Re the emergency stairs.
What about people in wheelchairs?
The current train, is designed to permit an additional three cars to be added to each train, making it ten in total per train. Wonder when that may happen?
I somewhat agree with the white text on black background. In fact, white text on any background tends to work well.
I remember those CRO screens in the city. The ones on the above ground station platforms, they where shit. The foreground was almost as dark as the black. Meanwhile, the ones in the foyers, had different backgrounds, but all white text. In any case, that is another story.
[…] Park station has an island platform, designed to cope with the new 7-car High Capacity Metro Trains when they come into service next year. There seems to be provision for extending the platforms for […]
[…] Some have said this is too long for trains with few seats. The new High Capacity Metro Trains will have more standing space, but with more carriages as well, and an overall slightly higher number of seats than the current […]
[…] 24/1/2018 — The design was finalised in January 2018. Click through for pics. […]
Hi Daniel – on Wikipedia it is reported that the new trains will be equipped with wifi, which is linked back to one source in an online news article more than 12 months old. I haven’t seen this anywhere since. Do you know whats happening with this?
[…] evening and weekend trains were 3-cars, but 6 is now standard. The new HCMT fleet is being built without intermediate driver cabs, which will allow more passenger […]
Please have interchangeable seats in the design much like Sydney trains have.
Grinding on other people’s knee caps isn’t fun and it’s impossible to work with nothing in front to cradle the laptop to.
Also if someone’s sick, god bless you. Your almost guaranteed to get it passed down.
I’m not sure who’s bright idea it was to have facing seats but I think it’s a really really bad idea.
[…] retired next decade, and the government tells me they see benefit in having trains other than just HCMTs — probably makes sense given the large size of the fleet, the problems in the past when much […]
[…] This is all due to works for the metro tunnel near South Yarra station, in preparation for building the tunnel portal there. There are also works preparing the Dandenong line for the High Capacity Metro Trains. […]
[…] what about the future “High Capacity Metro Trains” (known as HCMTs for short – I think perhaps they need a snappier name). These are expected in […]
[…] past year or two, the Cranbourne/Pakenham rail line has seen numerous upgrades to prepare for the High Capacity Metro Trains to start this […]
[…] trains are coming into service in the next few months as the first HCMTs come online, so the fleet is set to grow in […]
[…] The new trains are expected to go into service later this year, 100 years after Melbourne’s first electric trains started running. […]
Centennials is a great name.
Like the bike securing straps.

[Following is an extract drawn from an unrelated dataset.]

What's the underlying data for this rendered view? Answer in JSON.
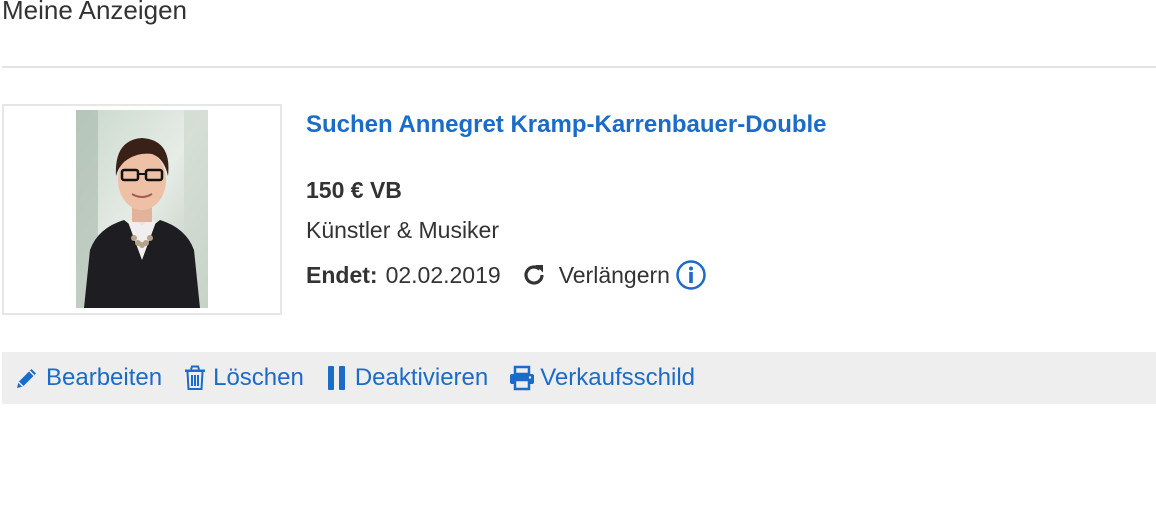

Hi Daniel Bowen this isn’t related to this but will the Comeng ever run on the belgrave/lilydale lines? and if you could only say yes or no how come?
@Luke – back in 2016 there was a regularly rostered Comeng train on the Belgrave line:
Of course Comengs used to run on the Ringwood lines all the time.
But it’s not hard to understand why they’d prefer to have specific types of train on one set of lines – consistency of speed/acceleration, ease of maintenance, even consistent door locations allowing the markings on platforms 7+8 at Richmond.
Rubbish. Seats look like primary school chairs. Just returned from Finland and their trains are fitted with toilets, comfy seats and are whisper quiet with digital live scheduling with connecting bus and tram timetables.
[…] below is from a document discussing CBD station capacity implications from the introduction of the High Capacity Metro Trains. I’m told the document is […]